• Data shown:

=======

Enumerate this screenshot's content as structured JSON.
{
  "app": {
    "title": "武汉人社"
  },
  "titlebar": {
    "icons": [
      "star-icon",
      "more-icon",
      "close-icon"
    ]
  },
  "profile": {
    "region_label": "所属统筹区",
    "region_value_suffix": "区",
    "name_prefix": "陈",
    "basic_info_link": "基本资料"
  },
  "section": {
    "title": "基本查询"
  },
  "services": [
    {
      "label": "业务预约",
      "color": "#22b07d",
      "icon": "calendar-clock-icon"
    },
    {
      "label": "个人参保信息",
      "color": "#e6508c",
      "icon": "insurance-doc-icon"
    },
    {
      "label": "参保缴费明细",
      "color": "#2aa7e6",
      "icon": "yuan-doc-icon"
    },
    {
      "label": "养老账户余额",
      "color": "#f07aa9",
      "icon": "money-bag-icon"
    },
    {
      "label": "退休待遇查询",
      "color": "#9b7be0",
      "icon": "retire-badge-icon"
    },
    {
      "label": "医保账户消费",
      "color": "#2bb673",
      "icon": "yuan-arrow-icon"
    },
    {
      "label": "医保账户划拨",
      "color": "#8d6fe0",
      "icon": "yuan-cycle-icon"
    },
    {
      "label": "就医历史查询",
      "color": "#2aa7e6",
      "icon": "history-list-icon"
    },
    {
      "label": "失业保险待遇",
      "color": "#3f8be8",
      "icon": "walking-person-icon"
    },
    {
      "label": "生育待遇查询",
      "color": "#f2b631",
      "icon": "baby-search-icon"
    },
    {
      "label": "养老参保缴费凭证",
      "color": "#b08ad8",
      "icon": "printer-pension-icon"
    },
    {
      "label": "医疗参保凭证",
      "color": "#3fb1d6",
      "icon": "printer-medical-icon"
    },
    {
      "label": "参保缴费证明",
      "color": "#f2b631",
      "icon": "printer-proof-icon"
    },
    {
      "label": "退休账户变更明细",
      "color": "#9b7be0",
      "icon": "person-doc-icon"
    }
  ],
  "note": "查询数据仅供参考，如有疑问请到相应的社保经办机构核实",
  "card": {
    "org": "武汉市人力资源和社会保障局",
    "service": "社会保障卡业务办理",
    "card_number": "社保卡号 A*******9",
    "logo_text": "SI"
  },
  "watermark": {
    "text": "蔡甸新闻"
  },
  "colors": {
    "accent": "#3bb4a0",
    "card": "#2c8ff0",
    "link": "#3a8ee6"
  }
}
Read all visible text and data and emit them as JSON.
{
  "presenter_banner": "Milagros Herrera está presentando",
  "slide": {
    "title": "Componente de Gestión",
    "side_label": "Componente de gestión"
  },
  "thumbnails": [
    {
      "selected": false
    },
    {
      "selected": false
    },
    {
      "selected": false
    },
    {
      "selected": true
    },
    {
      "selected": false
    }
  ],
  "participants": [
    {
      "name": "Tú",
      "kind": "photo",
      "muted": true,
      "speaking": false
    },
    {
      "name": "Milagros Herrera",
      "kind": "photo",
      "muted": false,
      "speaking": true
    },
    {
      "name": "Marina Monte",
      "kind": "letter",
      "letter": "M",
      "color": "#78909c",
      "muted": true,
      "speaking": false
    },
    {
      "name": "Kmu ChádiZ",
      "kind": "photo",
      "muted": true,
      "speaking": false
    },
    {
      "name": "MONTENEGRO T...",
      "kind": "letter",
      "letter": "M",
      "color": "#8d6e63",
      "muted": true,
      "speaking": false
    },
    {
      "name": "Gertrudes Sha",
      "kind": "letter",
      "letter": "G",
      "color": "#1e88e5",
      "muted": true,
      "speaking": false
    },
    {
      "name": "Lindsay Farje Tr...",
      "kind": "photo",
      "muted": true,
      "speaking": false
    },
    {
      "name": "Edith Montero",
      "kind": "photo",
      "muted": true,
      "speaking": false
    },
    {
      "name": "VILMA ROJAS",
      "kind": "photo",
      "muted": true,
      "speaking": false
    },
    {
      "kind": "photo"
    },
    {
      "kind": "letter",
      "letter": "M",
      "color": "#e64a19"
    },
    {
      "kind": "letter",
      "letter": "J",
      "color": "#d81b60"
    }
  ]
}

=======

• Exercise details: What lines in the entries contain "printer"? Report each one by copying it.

• Written solution:
      "icon": "printer-pension-icon"
      "icon": "printer-medical-icon"
      "icon": "printer-proof-icon"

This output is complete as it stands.